I learn a lot from garden books written by authors from different parts of the country, but sometimes I have to figure out how to adapt that information for my region. For example, the excellent book on growing garlic by someone in the hot dry Southwest gives mulching and planting dates about a month ahead of mine and doesn’t say anything about how to cope with overly wet summers.
It’s really helpful to have good local info. If you know experienced gardeners in your neighborhood you’re all set. If not, here are some sources to try:
Cooperative Extensions operate out of land-grant universities throughout the country, providing no-fee expert information on gardening,animal husbandry, wildlife, environmental stewardship and much more. Most counties have their own offices. Click here to find yours. Some counties, including my own, are understaffed due to funding cuts. One neighboring county office is willing to give me advice, the other is unable to provide services outside its mandated territory.
Regional organic farmers and gardeners associations in most states provide local informational publications, facilitate connections with other growers in your area, and in some cases, have model farms / gardens which you can tour. See the Organic Farming Association website for a list of these organizations by state.
www.gardenweb.com contains several regional discussion groups. I’ve posted questions in more general forums, specifying my area and asking for advice from others in similar climate zones. I usually get a helpful response.
People at any of these places can point you to garden books written by local authors.

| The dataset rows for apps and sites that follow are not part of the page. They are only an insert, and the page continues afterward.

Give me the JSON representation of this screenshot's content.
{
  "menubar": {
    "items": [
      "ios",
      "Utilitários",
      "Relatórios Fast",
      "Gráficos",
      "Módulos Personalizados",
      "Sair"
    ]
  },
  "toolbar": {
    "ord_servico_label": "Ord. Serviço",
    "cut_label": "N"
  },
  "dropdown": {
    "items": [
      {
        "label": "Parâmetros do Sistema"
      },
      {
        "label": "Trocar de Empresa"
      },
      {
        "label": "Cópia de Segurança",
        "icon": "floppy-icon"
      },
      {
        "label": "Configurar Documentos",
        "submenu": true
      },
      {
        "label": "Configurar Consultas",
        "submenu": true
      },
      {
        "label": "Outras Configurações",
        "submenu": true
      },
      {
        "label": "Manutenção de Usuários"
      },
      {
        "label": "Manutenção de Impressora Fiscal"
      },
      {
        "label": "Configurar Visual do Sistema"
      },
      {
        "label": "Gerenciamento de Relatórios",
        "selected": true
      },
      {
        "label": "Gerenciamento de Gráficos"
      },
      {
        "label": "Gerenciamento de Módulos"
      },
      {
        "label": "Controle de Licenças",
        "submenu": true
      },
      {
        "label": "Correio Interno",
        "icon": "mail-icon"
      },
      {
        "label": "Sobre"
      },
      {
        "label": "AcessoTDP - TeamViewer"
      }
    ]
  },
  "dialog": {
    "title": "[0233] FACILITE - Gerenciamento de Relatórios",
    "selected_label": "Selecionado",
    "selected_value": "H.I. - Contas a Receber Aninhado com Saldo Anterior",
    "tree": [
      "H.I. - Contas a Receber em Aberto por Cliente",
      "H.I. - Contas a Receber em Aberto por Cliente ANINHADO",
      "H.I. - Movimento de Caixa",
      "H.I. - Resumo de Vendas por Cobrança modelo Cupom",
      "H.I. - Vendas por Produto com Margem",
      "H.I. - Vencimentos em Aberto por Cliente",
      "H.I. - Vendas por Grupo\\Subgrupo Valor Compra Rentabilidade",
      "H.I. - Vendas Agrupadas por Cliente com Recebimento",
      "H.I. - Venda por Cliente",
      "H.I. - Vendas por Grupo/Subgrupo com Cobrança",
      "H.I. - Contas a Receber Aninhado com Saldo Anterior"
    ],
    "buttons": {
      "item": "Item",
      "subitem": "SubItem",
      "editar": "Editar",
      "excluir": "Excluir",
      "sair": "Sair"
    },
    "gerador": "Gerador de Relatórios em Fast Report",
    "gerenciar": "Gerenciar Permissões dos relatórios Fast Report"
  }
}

I highly recommend Eliot Coleman and Shep Ogden to New England gardeners. If you live elsewhere I don’t know your regional authors, but some of these local folks will.